## Brief:
In the data that follows, how many lines include the string "text"? Answer with the number alone.
----------------
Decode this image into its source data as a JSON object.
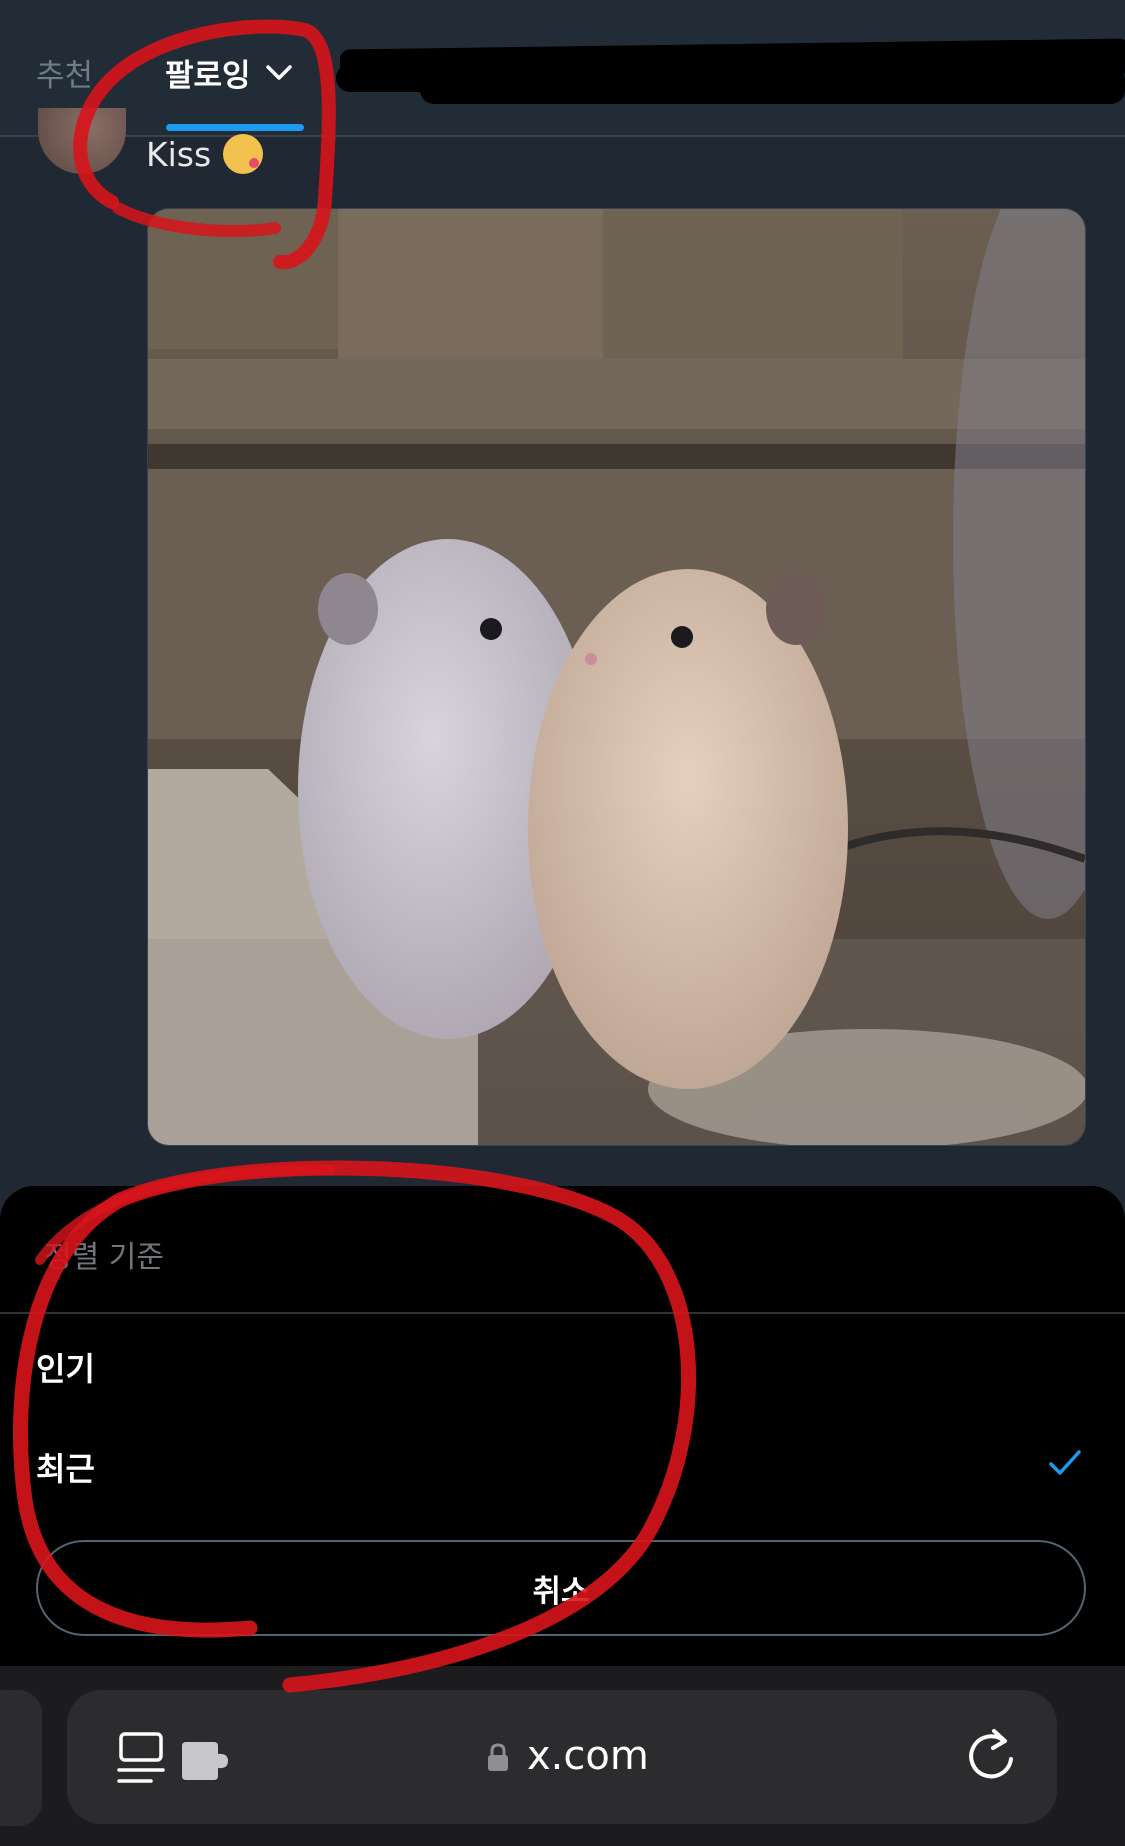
{
  "header": {
    "tab_recommended": "추천",
    "tab_following": "팔로잉"
  },
  "post": {
    "text": "Kiss",
    "emoji_icon": "kissing-face-icon",
    "image_description_icon": "photo"
  },
  "sort_sheet": {
    "title": "정렬 기준",
    "options": [
      {
        "label": "인기",
        "selected": false
      },
      {
        "label": "최근",
        "selected": true
      }
    ],
    "cancel_label": "취소"
  },
  "browser": {
    "url": "x.com"
  },
  "colors": {
    "accent": "#1d9bf0",
    "annotation": "#e3141b"
  }
}
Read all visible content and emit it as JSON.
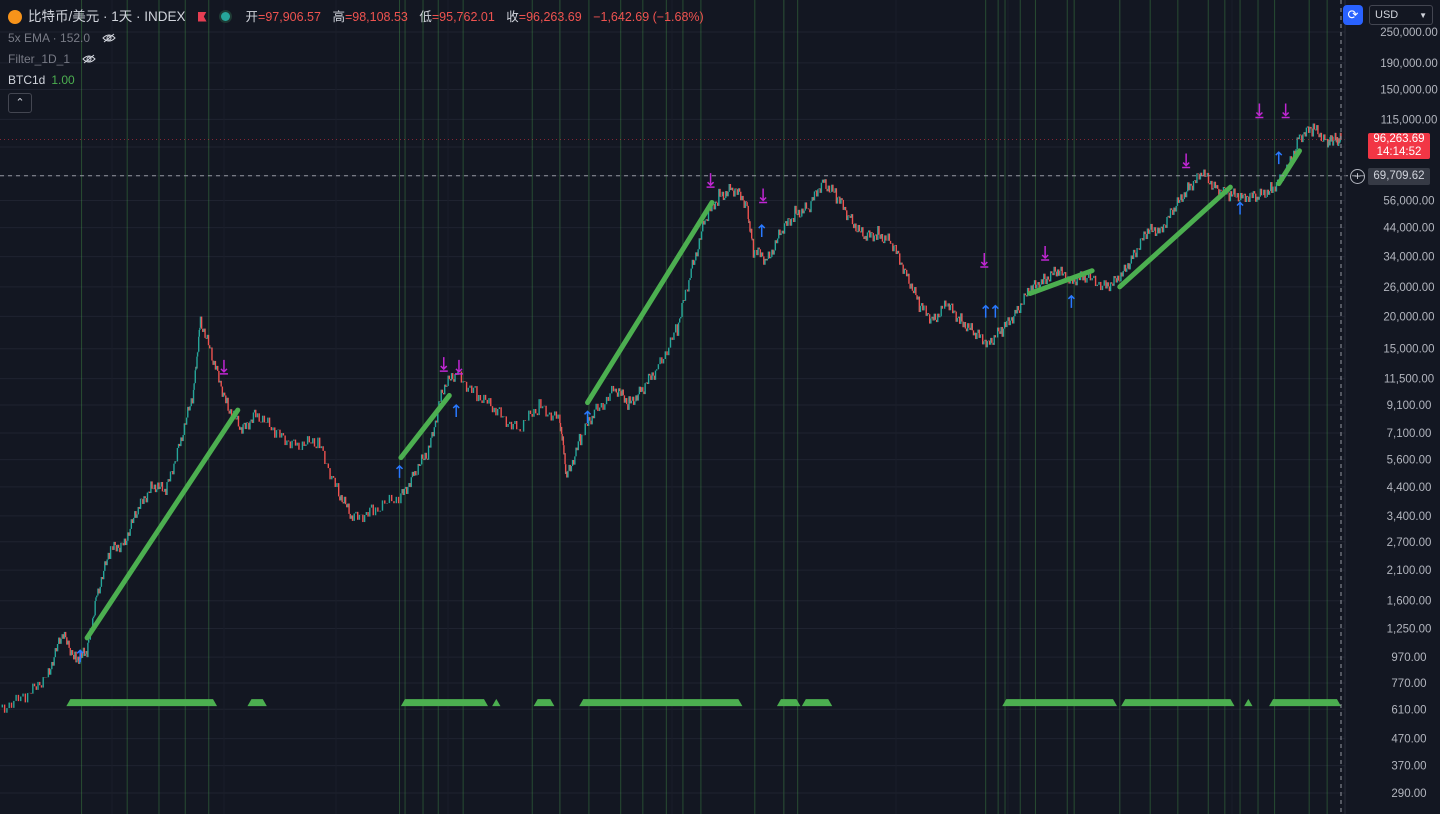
{
  "legend": {
    "symbol": "比特币/美元 · 1天 · INDEX",
    "open_label": "开",
    "open": "=97,906.57",
    "high_label": "高",
    "high": "=98,108.53",
    "low_label": "低",
    "low": "=95,762.01",
    "close_label": "收",
    "close": "=96,263.69",
    "change": "−1,642.69 (−1.68%)",
    "indicators": [
      {
        "name": "5x EMA · 152.0",
        "value": ""
      },
      {
        "name": "Filter_1D_1",
        "value": ""
      },
      {
        "name": "BTC1d",
        "value": "1.00"
      }
    ],
    "collapse_icon": "chevron-up-icon"
  },
  "toolbar": {
    "currency": "USD",
    "sync_icon": "sync-icon"
  },
  "price_tag": {
    "price": "96,263.69",
    "countdown": "14:14:52"
  },
  "crosshair_tag": {
    "price": "69,709.62"
  },
  "colors": {
    "background": "#131722",
    "up": "#26a69a",
    "down": "#ef5350",
    "trend": "#4caf50",
    "sell_signal": "#c026d3",
    "buy_signal": "#2979ff",
    "vline": "#4caf50",
    "price_tag": "#f23645"
  },
  "chart_data": {
    "type": "line",
    "title": "",
    "y_scale": "log",
    "y_ticks": [
      290,
      370,
      470,
      610,
      770,
      970,
      1250,
      1600,
      2100,
      2700,
      3400,
      4400,
      5600,
      7100,
      9100,
      11500,
      15000,
      20000,
      26000,
      34000,
      44000,
      56000,
      69709.62,
      90000,
      115000,
      150000,
      190000,
      250000
    ],
    "y_tick_labels": [
      "290.00",
      "370.00",
      "470.00",
      "610.00",
      "770.00",
      "970.00",
      "1,250.00",
      "1,600.00",
      "2,100.00",
      "2,700.00",
      "3,400.00",
      "4,400.00",
      "5,600.00",
      "7,100.00",
      "9,100.00",
      "11,500.00",
      "15,000.00",
      "20,000.00",
      "26,000.00",
      "34,000.00",
      "44,000.00",
      "56,000.00",
      "",
      "",
      "115,000.00",
      "150,000.00",
      "190,000.00",
      "250,000.00"
    ],
    "last_close": 96263.69,
    "crosshair_price": 69709.62,
    "price_series": [
      [
        0.0,
        620
      ],
      [
        0.02,
        680
      ],
      [
        0.035,
        850
      ],
      [
        0.045,
        1180
      ],
      [
        0.055,
        960
      ],
      [
        0.063,
        1000
      ],
      [
        0.07,
        1700
      ],
      [
        0.08,
        2500
      ],
      [
        0.09,
        2700
      ],
      [
        0.1,
        3600
      ],
      [
        0.11,
        4500
      ],
      [
        0.12,
        4200
      ],
      [
        0.13,
        6500
      ],
      [
        0.14,
        10000
      ],
      [
        0.145,
        19500
      ],
      [
        0.155,
        13000
      ],
      [
        0.165,
        9000
      ],
      [
        0.175,
        7200
      ],
      [
        0.185,
        8500
      ],
      [
        0.2,
        7000
      ],
      [
        0.215,
        6400
      ],
      [
        0.23,
        6500
      ],
      [
        0.245,
        4200
      ],
      [
        0.255,
        3300
      ],
      [
        0.27,
        3600
      ],
      [
        0.29,
        4000
      ],
      [
        0.3,
        5000
      ],
      [
        0.31,
        6000
      ],
      [
        0.32,
        10500
      ],
      [
        0.33,
        12000
      ],
      [
        0.345,
        10000
      ],
      [
        0.36,
        8500
      ],
      [
        0.375,
        7300
      ],
      [
        0.39,
        9000
      ],
      [
        0.405,
        8000
      ],
      [
        0.41,
        4800
      ],
      [
        0.42,
        6800
      ],
      [
        0.43,
        8500
      ],
      [
        0.445,
        10500
      ],
      [
        0.455,
        9200
      ],
      [
        0.465,
        10500
      ],
      [
        0.475,
        12500
      ],
      [
        0.49,
        18000
      ],
      [
        0.5,
        30000
      ],
      [
        0.51,
        47000
      ],
      [
        0.52,
        58000
      ],
      [
        0.53,
        62000
      ],
      [
        0.54,
        55000
      ],
      [
        0.545,
        36000
      ],
      [
        0.555,
        33000
      ],
      [
        0.565,
        42000
      ],
      [
        0.575,
        50000
      ],
      [
        0.585,
        52000
      ],
      [
        0.595,
        67000
      ],
      [
        0.605,
        58000
      ],
      [
        0.615,
        48000
      ],
      [
        0.625,
        40000
      ],
      [
        0.635,
        42000
      ],
      [
        0.645,
        38000
      ],
      [
        0.655,
        30000
      ],
      [
        0.665,
        22000
      ],
      [
        0.675,
        19500
      ],
      [
        0.685,
        22000
      ],
      [
        0.695,
        19500
      ],
      [
        0.705,
        17000
      ],
      [
        0.715,
        16000
      ],
      [
        0.725,
        17500
      ],
      [
        0.735,
        21000
      ],
      [
        0.745,
        25000
      ],
      [
        0.755,
        28000
      ],
      [
        0.765,
        29500
      ],
      [
        0.775,
        28000
      ],
      [
        0.785,
        28000
      ],
      [
        0.8,
        26500
      ],
      [
        0.81,
        27500
      ],
      [
        0.82,
        35000
      ],
      [
        0.83,
        42000
      ],
      [
        0.84,
        44000
      ],
      [
        0.85,
        52000
      ],
      [
        0.86,
        64000
      ],
      [
        0.87,
        70000
      ],
      [
        0.88,
        63000
      ],
      [
        0.89,
        58000
      ],
      [
        0.9,
        59000
      ],
      [
        0.91,
        57000
      ],
      [
        0.92,
        63000
      ],
      [
        0.93,
        70000
      ],
      [
        0.94,
        100000
      ],
      [
        0.95,
        105000
      ],
      [
        0.96,
        96000
      ],
      [
        0.965,
        95000
      ],
      [
        0.97,
        96263.69
      ]
    ],
    "trend_segments": [
      {
        "from": [
          0.063,
          1150
        ],
        "to": [
          0.172,
          8700
        ]
      },
      {
        "from": [
          0.29,
          5700
        ],
        "to": [
          0.325,
          9900
        ]
      },
      {
        "from": [
          0.425,
          9300
        ],
        "to": [
          0.515,
          55000
        ]
      },
      {
        "from": [
          0.745,
          24500
        ],
        "to": [
          0.79,
          30000
        ]
      },
      {
        "from": [
          0.81,
          26000
        ],
        "to": [
          0.89,
          63000
        ]
      },
      {
        "from": [
          0.925,
          65000
        ],
        "to": [
          0.94,
          87000
        ]
      }
    ],
    "bull_bands": [
      [
        0.048,
        0.157
      ],
      [
        0.179,
        0.193
      ],
      [
        0.29,
        0.353
      ],
      [
        0.356,
        0.362
      ],
      [
        0.386,
        0.401
      ],
      [
        0.419,
        0.537
      ],
      [
        0.562,
        0.579
      ],
      [
        0.58,
        0.602
      ],
      [
        0.725,
        0.808
      ],
      [
        0.811,
        0.893
      ],
      [
        0.9,
        0.906
      ],
      [
        0.918,
        0.97
      ]
    ],
    "vertical_markers": [
      0.059,
      0.092,
      0.115,
      0.134,
      0.151,
      0.289,
      0.293,
      0.306,
      0.317,
      0.335,
      0.385,
      0.405,
      0.426,
      0.449,
      0.465,
      0.482,
      0.494,
      0.507,
      0.546,
      0.567,
      0.577,
      0.713,
      0.722,
      0.727,
      0.738,
      0.749,
      0.772,
      0.777,
      0.81,
      0.832,
      0.852,
      0.874,
      0.886,
      0.897,
      0.91,
      0.922,
      0.947,
      0.96
    ],
    "buy_signals": [
      [
        0.058,
        1030
      ],
      [
        0.289,
        5300
      ],
      [
        0.33,
        9100
      ],
      [
        0.425,
        8600
      ],
      [
        0.551,
        45000
      ],
      [
        0.713,
        22000
      ],
      [
        0.72,
        22000
      ],
      [
        0.775,
        24000
      ],
      [
        0.897,
        55000
      ],
      [
        0.925,
        86000
      ]
    ],
    "sell_signals": [
      [
        0.162,
        12000
      ],
      [
        0.321,
        12300
      ],
      [
        0.332,
        12000
      ],
      [
        0.514,
        63000
      ],
      [
        0.552,
        55000
      ],
      [
        0.712,
        31000
      ],
      [
        0.756,
        33000
      ],
      [
        0.858,
        75000
      ],
      [
        0.911,
        117000
      ],
      [
        0.93,
        117000
      ]
    ]
  }
}
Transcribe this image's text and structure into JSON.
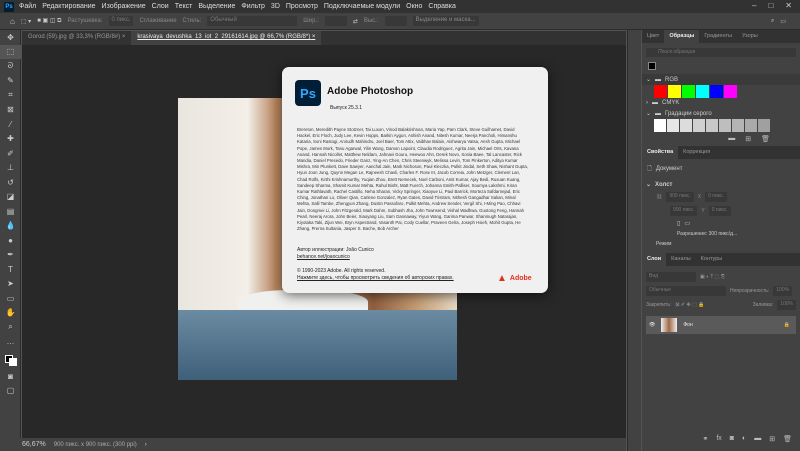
{
  "menu": {
    "logo": "Ps",
    "items": [
      "Файл",
      "Редактирование",
      "Изображение",
      "Слои",
      "Текст",
      "Выделение",
      "Фильтр",
      "3D",
      "Просмотр",
      "Подключаемые модули",
      "Окно",
      "Справка"
    ]
  },
  "window_controls": {
    "minimize": "–",
    "maximize": "□",
    "close": "✕"
  },
  "options": {
    "feather_label": "Растушевка:",
    "feather_value": "0 пикс.",
    "antialias": "Сглаживание",
    "style_label": "Стиль:",
    "style_value": "Обычный",
    "width_label": "Шир.:",
    "height_label": "Выс.:",
    "select_mask": "Выделение и маска..."
  },
  "tabs": [
    {
      "label": "Gorod (59).jpg @ 33,3% (RGB/8#)",
      "close": "×"
    },
    {
      "label": "krasivaya_devushka_13_iot_2_29161614.jpg @ 66,7% (RGB/8*)",
      "close": "×"
    }
  ],
  "about": {
    "logo": "Ps",
    "title": "Adobe Photoshop",
    "version": "Выпуск 25.3.1",
    "credits": "Brereton, Meredith Payne Stotzner, Tai Luxon, Vinod Balakrishnan, Maria Yap, Pam Clark, Steve Guilhamet, David Hackel, Eric Floch, Judy Lee, Kevin Hopps, Barkin Aygun, Ashish Anand, Nitesh Kumar, Neerja Pancholi, Himanshu Kataria, Soni Rastogi, Anirudh Mahindru, Joel Baer, Tom Attix, Vaibhav Balain, Aishwarya Vatsa, Ansh Gupta, Michael Pope, James Mork, Tanu Agarwal, Yilin Wang, Damon Lapoint, Claudia Rodriguez, Agrita Jain, Michael Orts, Kavana Anand, Hannah Nicollet, Matthew Neldam, Jahnavi Gouru, Heewoo Ahn, Derek Novo, Sonia Baee, Tal Lancaster, Rick Mandia, Daniel Presedo, Frieder Ganz, Ying-An Chen, Chris Steenwyk, Melissa Levin, Tom Pinkerton, Aditya Kumar Mishra, Min Plunkett, Dave Sawyer, Aanchal Jain, Mark Nichoson, Paul Kleczka, Pulkit Jindal, Seth Shaw, Nishant Gupta, Hyun Joon Jung, Quynn Megan Le, Rajneesh Chavli, Charles F. Rose III, Jacob Correia, John Metzger, Clement Lan, Chad Rolfs, Kirthi Krishnamurthy, Yuqian Zhou, Brett Nemecek, Noel Carboni, Amit Kumar, Ajay Bedi, Ruxuan Kuang, Sandeep Sharma, Shamit Kumar Mehta, Rahul Bisht, Matt Fuerch, Johanna Smith-Palliser, Soumya Lakshmi, Kiran Kumar Rathlavath, Rachel Castillo, Neha Sharan, Vicky Springer, Xiaoyue Li, Paul Barrick, Morteza Safdarnejad, Eric Ching, Jonathan Lo, Oliver Qian, Carlene Gonzalez, Ryan Gates, David Tristram, Nithesh Gangadhar Salian, Minal Mehta, Salil Tambe, Zhengyun Zhang, Dustin Passofaro, Pulkit Mehta, Andrew Sender, Vergil Shi, I-Ming Pao, Chhavi Jain, Dongmei Li, John Fitzgerald, Mark Dahm, Subhash Jha, John Townsend, Vishal Wadhwa, Guotong Feng, Hannah Pearl, Neeraj Arora, John Beier, Xiaoyang Liu, Sam Gannaway, Yiyun Wang, Garima Panwar, Shanmugh Natarajan, Kiyotaka Taki, Zijun Wei, Bryn Aspestrand, Vasanth Pai, Cody Cuellar, Praveen Gelra, Joseph Hsieh, Mohit Gupta, He Zhang, Prerna Sultania, Jasper S. Bache, Bob Archer",
    "illustration_author": "Автор иллюстрации: João Cunico",
    "illustration_link": "behance.net/joaocunico",
    "copyright": "© 1990-2023 Adobe. All rights reserved.",
    "legal_link": "Нажмите здесь, чтобы просмотреть сведения об авторских правах.",
    "brand": "Adobe"
  },
  "status": {
    "zoom": "66,67%",
    "doc_info": "900 пикс. x 900 пикс. (300 ppi)",
    "arrow": "›"
  },
  "swatches_panel": {
    "tabs": [
      "Цвет",
      "Образцы",
      "Градиенты",
      "Узоры"
    ],
    "search_placeholder": "Поиск образцов",
    "groups": [
      {
        "name": "RGB",
        "colors": [
          "#ff0000",
          "#ffff00",
          "#00ff00",
          "#00ffff",
          "#0000ff",
          "#ff00ff"
        ]
      },
      {
        "name": "CMYK",
        "colors": []
      },
      {
        "name": "Градации серого",
        "colors": [
          "#ffffff",
          "#e6e6e6",
          "#dcdcdc",
          "#d0d0d0",
          "#c8c8c8",
          "#bebebe",
          "#b4b4b4",
          "#aaaaaa",
          "#a0a0a0"
        ]
      }
    ]
  },
  "properties_panel": {
    "tabs": [
      "Свойства",
      "Коррекция"
    ],
    "doc": "Документ",
    "section": "Холст",
    "w": "900 пикс.",
    "h": "900 пикс.",
    "x_label": "X",
    "y_label": "Y",
    "x": "0 пикс.",
    "y": "0 пикс.",
    "resolution": "Разрешение: 300 пикс/д...",
    "mode": "Режим"
  },
  "layers_panel": {
    "tabs": [
      "Слои",
      "Каналы",
      "Контуры"
    ],
    "search": "Вид",
    "blend": "Обычные",
    "opacity_label": "Непрозрачность:",
    "opacity": "100%",
    "lock_label": "Закрепить:",
    "fill_label": "Заливка:",
    "fill": "100%",
    "layers": [
      {
        "name": "Фон"
      }
    ]
  }
}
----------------
## Answer below:
2